Israel president calls Sudanese leaders for 'direct talks'
Israel President Issac Herzog phoned leaders in Sudan and proposed holding direct meetings between officials from the two countries, Israeli daily Yedioth Ahronoth said on Wednesday.
The move is said to be a response to Sudanese judoka Mohamed Abdalrasool's refusal to compete against Israeli opponent Tohar Butbul in the Tokyo Olympics.
While Abdalrasool did not make a public statement about his decision, Butbul said his team was told the Sudanese judoka had a shoulder injury. The Israeli judoka and his team were not convinced by this explanation.
Both sides said they want to sign a peace agreement soon, the report added.
The call was the first official contact between Israeli and Sudanese officials since the new Israeli government, led by Naftali Bennett, took office.
Despite Sudan joining the US-led "Abraham Accords" normalisation process in October, Khartoum believes that Washington has failed to live up to its commitments, according to high-level insiders, with money for Sudanese farming and tech initiatives still yet to appear.

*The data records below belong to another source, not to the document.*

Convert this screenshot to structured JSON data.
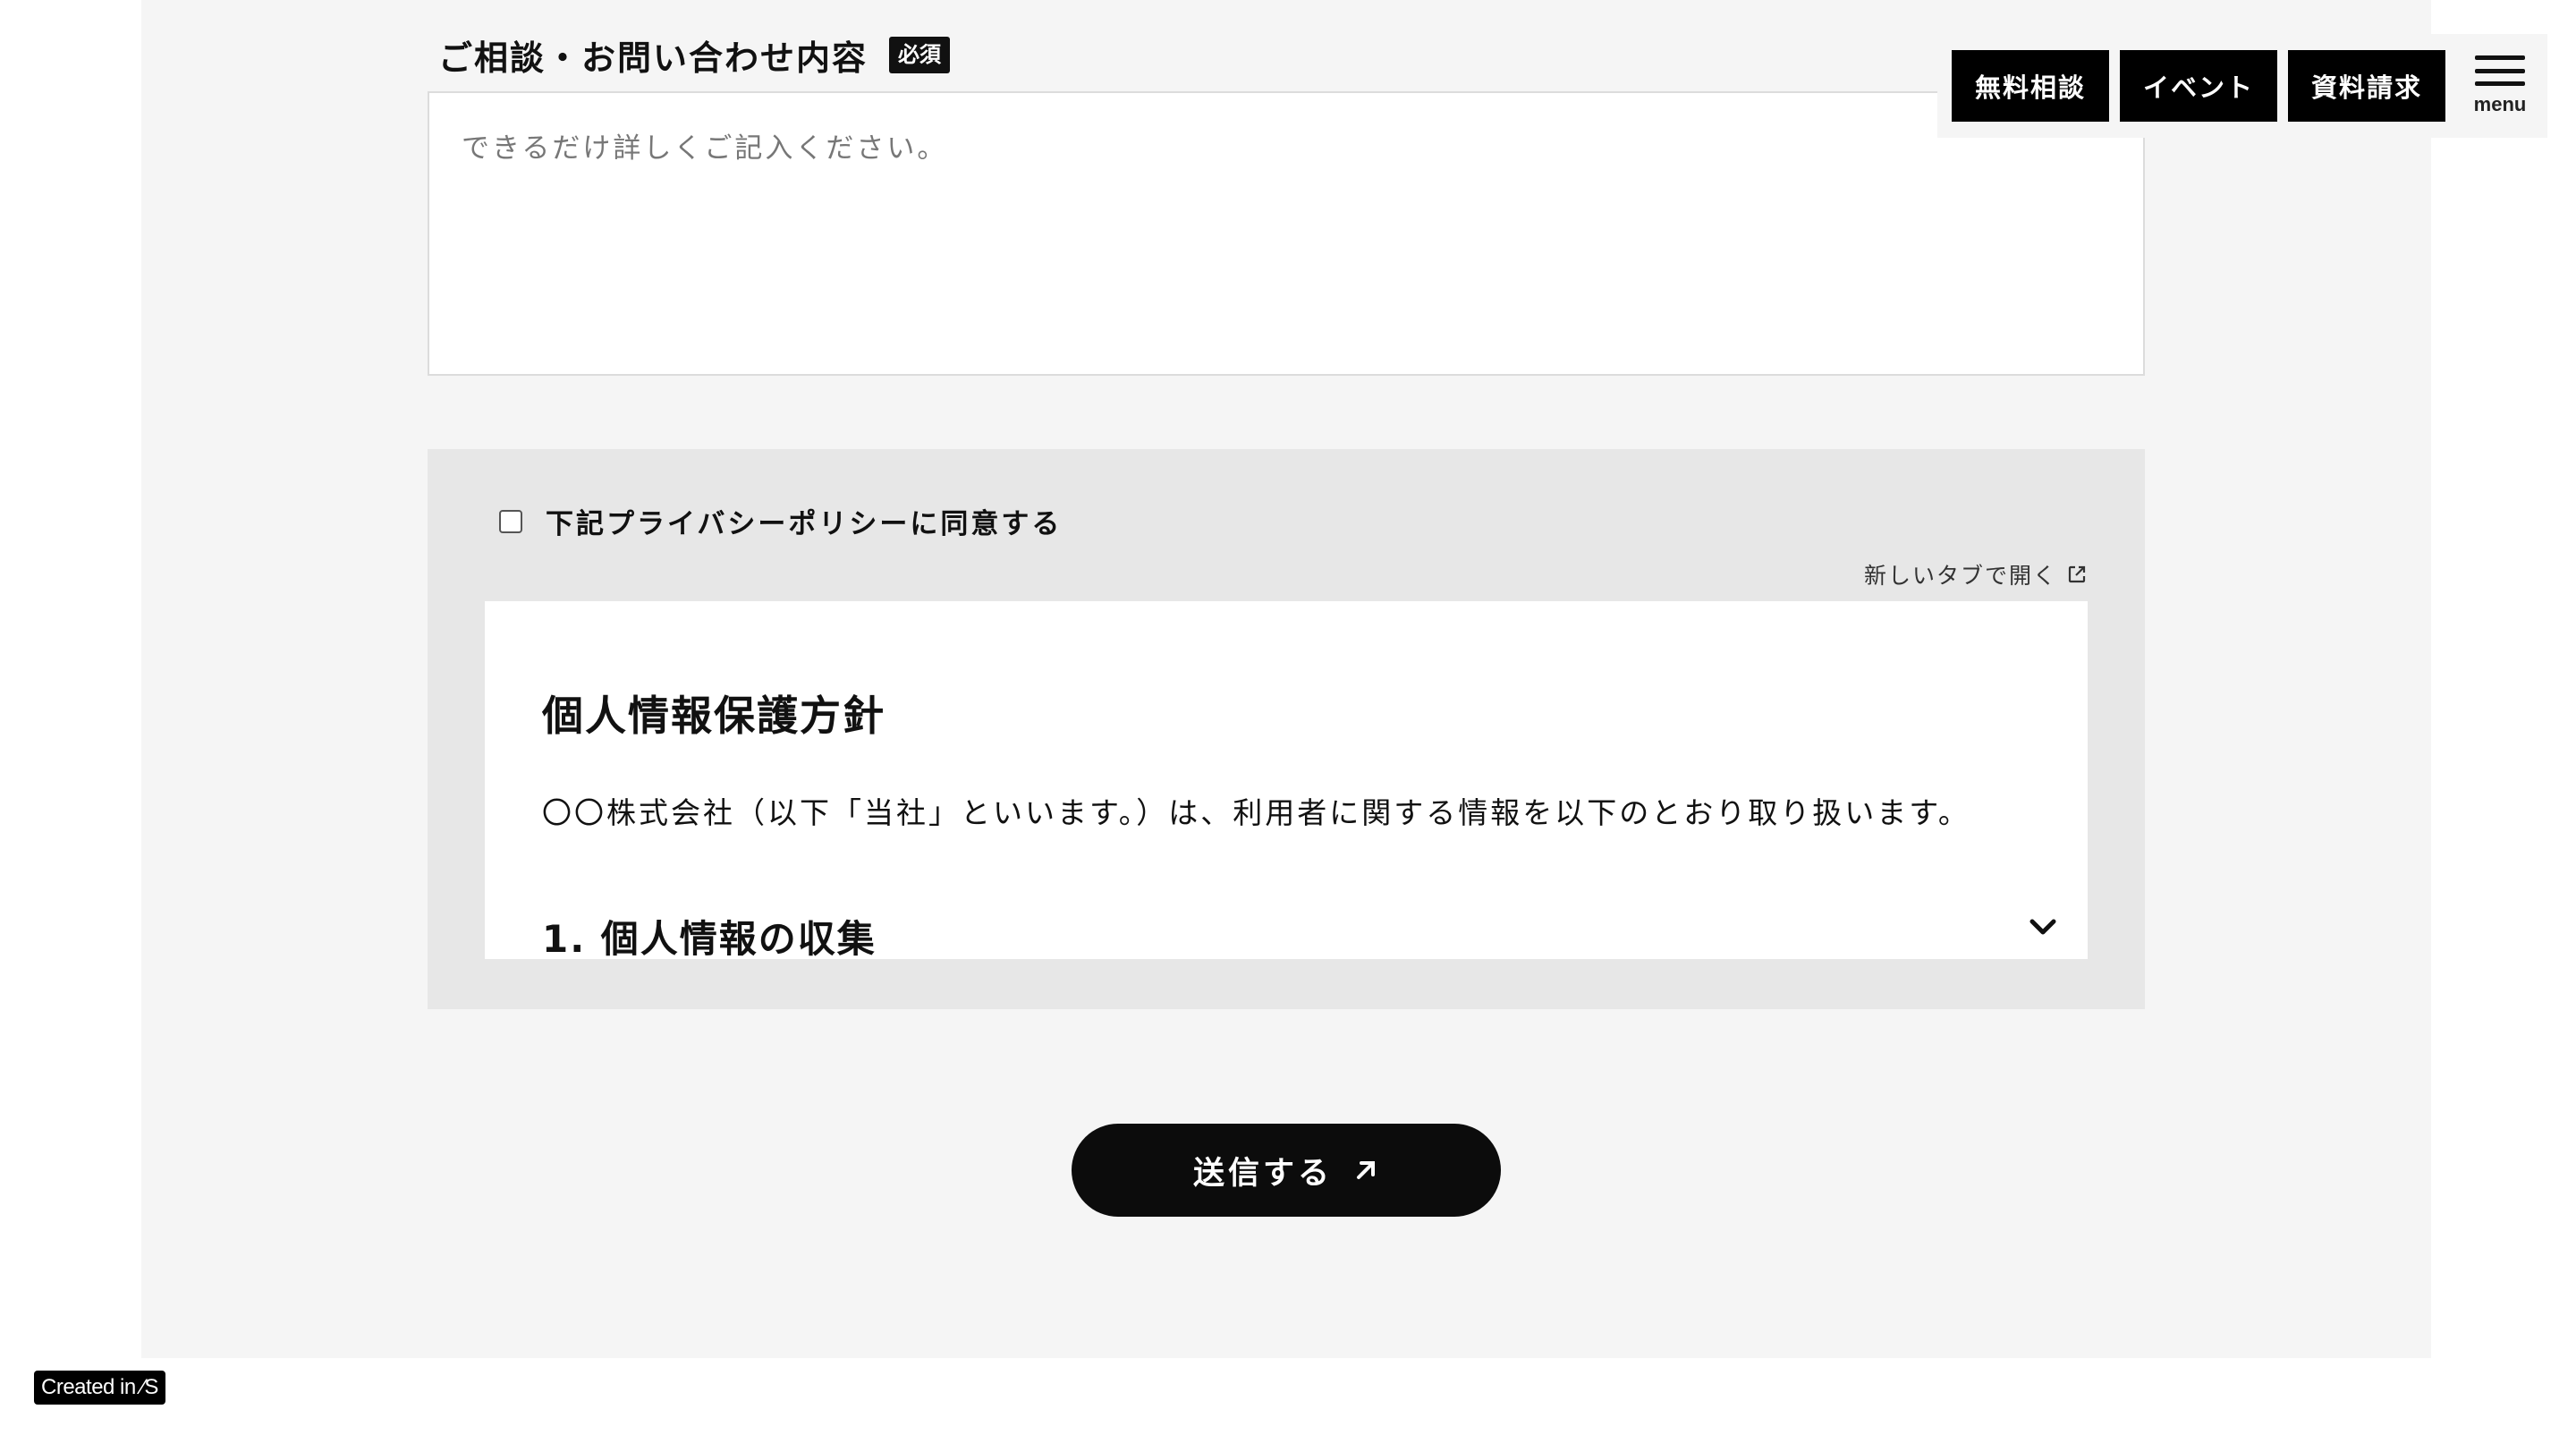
{
  "form": {
    "inquiry_label": "ご相談・お問い合わせ内容",
    "required_badge": "必須",
    "message_placeholder": "できるだけ詳しくご記入ください。",
    "message_value": ""
  },
  "privacy": {
    "agree_label": "下記プライバシーポリシーに同意する",
    "agree_checked": false,
    "open_new_tab_label": "新しいタブで開く",
    "policy_title": "個人情報保護方針",
    "policy_intro": "〇〇株式会社（以下「当社」といいます。）は、利用者に関する情報を以下のとおり取り扱います。",
    "section_1_heading": "1. 個人情報の収集",
    "expand_icon": "chevron-down-icon"
  },
  "submit": {
    "label": "送信する",
    "icon": "arrow-up-right-icon"
  },
  "header": {
    "nav": [
      "無料相談",
      "イベント",
      "資料請求"
    ],
    "menu_label": "menu",
    "menu_icon": "hamburger-icon"
  },
  "badge": {
    "created_in": "Created in ⁄S"
  },
  "colors": {
    "page_background": "#f5f5f5",
    "privacy_background": "#e7e7e7",
    "button_black": "#0c0c0c"
  }
}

Though Khartoum only signed the so-called Abraham Accords in January, despite officially agreeing to normalise ties in October 2020.
It was the third Arab nation to do so during Trump's normalisation push last year, after the UAE and Bahrain. Morocco also established ties with Israel.

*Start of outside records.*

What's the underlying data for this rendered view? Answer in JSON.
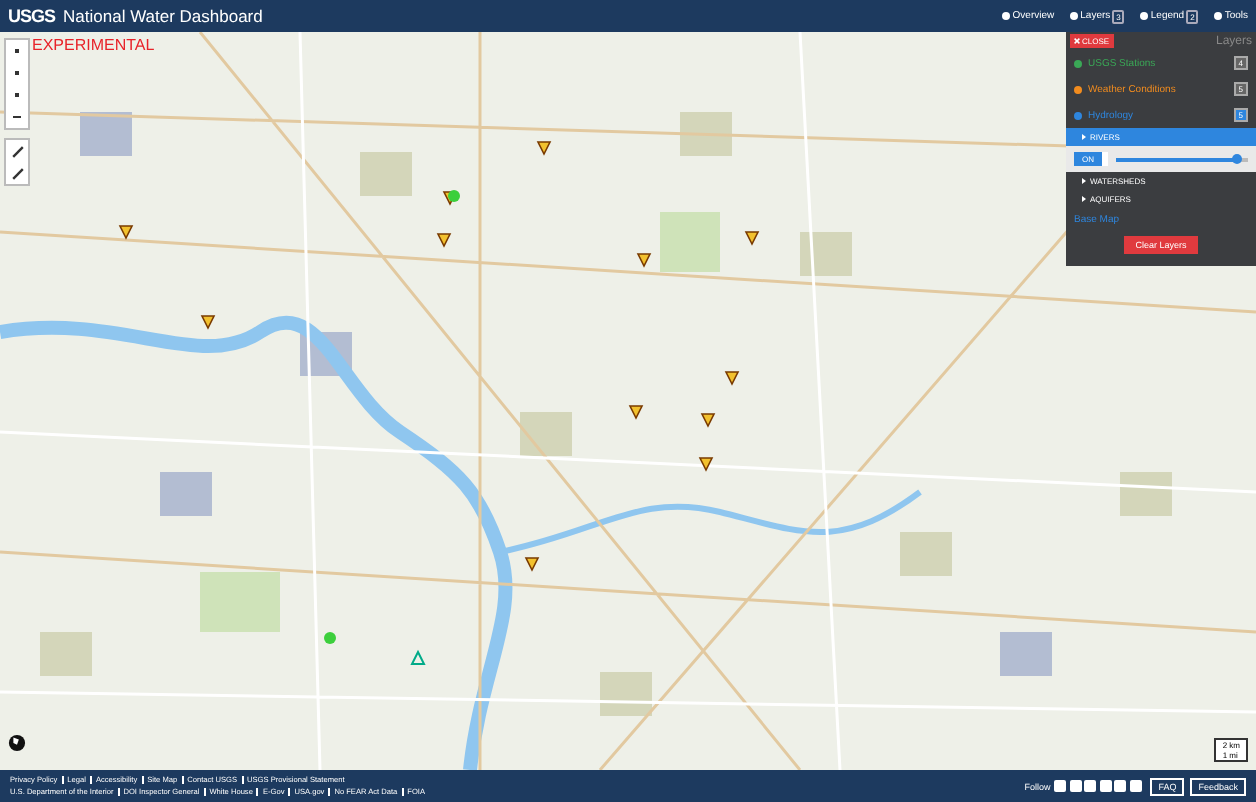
{
  "header": {
    "logo": "USGS",
    "title": "National Water Dashboard",
    "nav": [
      {
        "label": "Overview"
      },
      {
        "label": "Layers",
        "badge": "3"
      },
      {
        "label": "Legend",
        "badge": "2"
      },
      {
        "label": "Tools"
      }
    ]
  },
  "map": {
    "banner": "EXPERIMENTAL",
    "scale": [
      "2 km",
      "1 mi"
    ]
  },
  "layers_panel": {
    "close": "CLOSE",
    "title": "Layers",
    "groups": [
      {
        "label": "USGS Stations",
        "color": "#3aa856",
        "badge": "4",
        "expanded": false
      },
      {
        "label": "Weather Conditions",
        "color": "#f28c1e",
        "badge": "5",
        "expanded": false
      },
      {
        "label": "Hydrology",
        "color": "#2e86de",
        "badge": "5",
        "expanded": true
      }
    ],
    "sublayers": [
      {
        "label": "RIVERS",
        "selected": true,
        "on_label": "ON",
        "level": 0.92
      },
      {
        "label": "WATERSHEDS",
        "selected": false
      },
      {
        "label": "AQUIFERS",
        "selected": false
      }
    ],
    "base_map": "Base Map",
    "clear": "Clear Layers"
  },
  "footer": {
    "links_1": [
      "Privacy Policy",
      "Legal",
      "Accessibility",
      "Site Map",
      "Contact USGS",
      "USGS Provisional Statement"
    ],
    "links_2": [
      "U.S. Department of the Interior",
      "DOI Inspector General",
      "White House",
      "E-Gov",
      "USA.gov",
      "No FEAR Act Data",
      "FOIA"
    ],
    "follow": "Follow",
    "buttons": [
      "FAQ",
      "Feedback"
    ]
  }
}
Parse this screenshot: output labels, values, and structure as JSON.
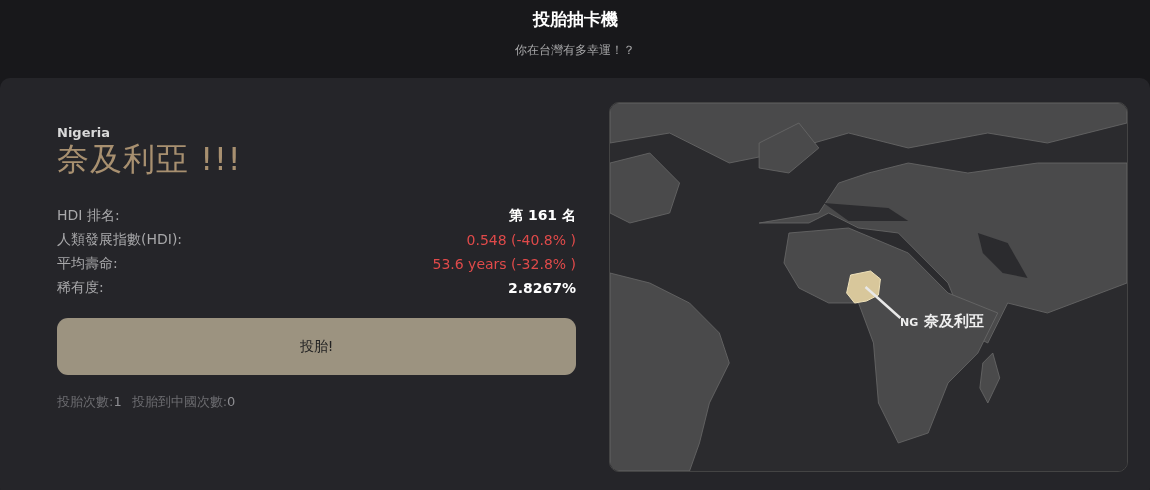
{
  "header": {
    "title": "投胎抽卡機",
    "subtitle": "你在台灣有多幸運！？"
  },
  "result": {
    "name_en": "Nigeria",
    "name": "奈及利亞 !!!"
  },
  "stats": [
    {
      "label": "HDI 排名:",
      "value": "第 161 名",
      "kind": "neutral"
    },
    {
      "label": "人類發展指數(HDI):",
      "value": "0.548 (-40.8% )",
      "kind": "negative"
    },
    {
      "label": "平均壽命:",
      "value": "53.6 years (-32.8% )",
      "kind": "negative"
    },
    {
      "label": "稀有度:",
      "value": "2.8267%",
      "kind": "neutral"
    }
  ],
  "roll_button": "投胎!",
  "counters": [
    {
      "label": "投胎次數:",
      "value": "1"
    },
    {
      "label": "投胎到中國次數:",
      "value": "0"
    }
  ],
  "map": {
    "kind": "picture",
    "marker": {
      "code": "NG",
      "name": "奈及利亞"
    }
  }
}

In exchange for agreeing to the rapprochement, Khartoum was taken off the US' "State Supporters of Terrorism" blacklist.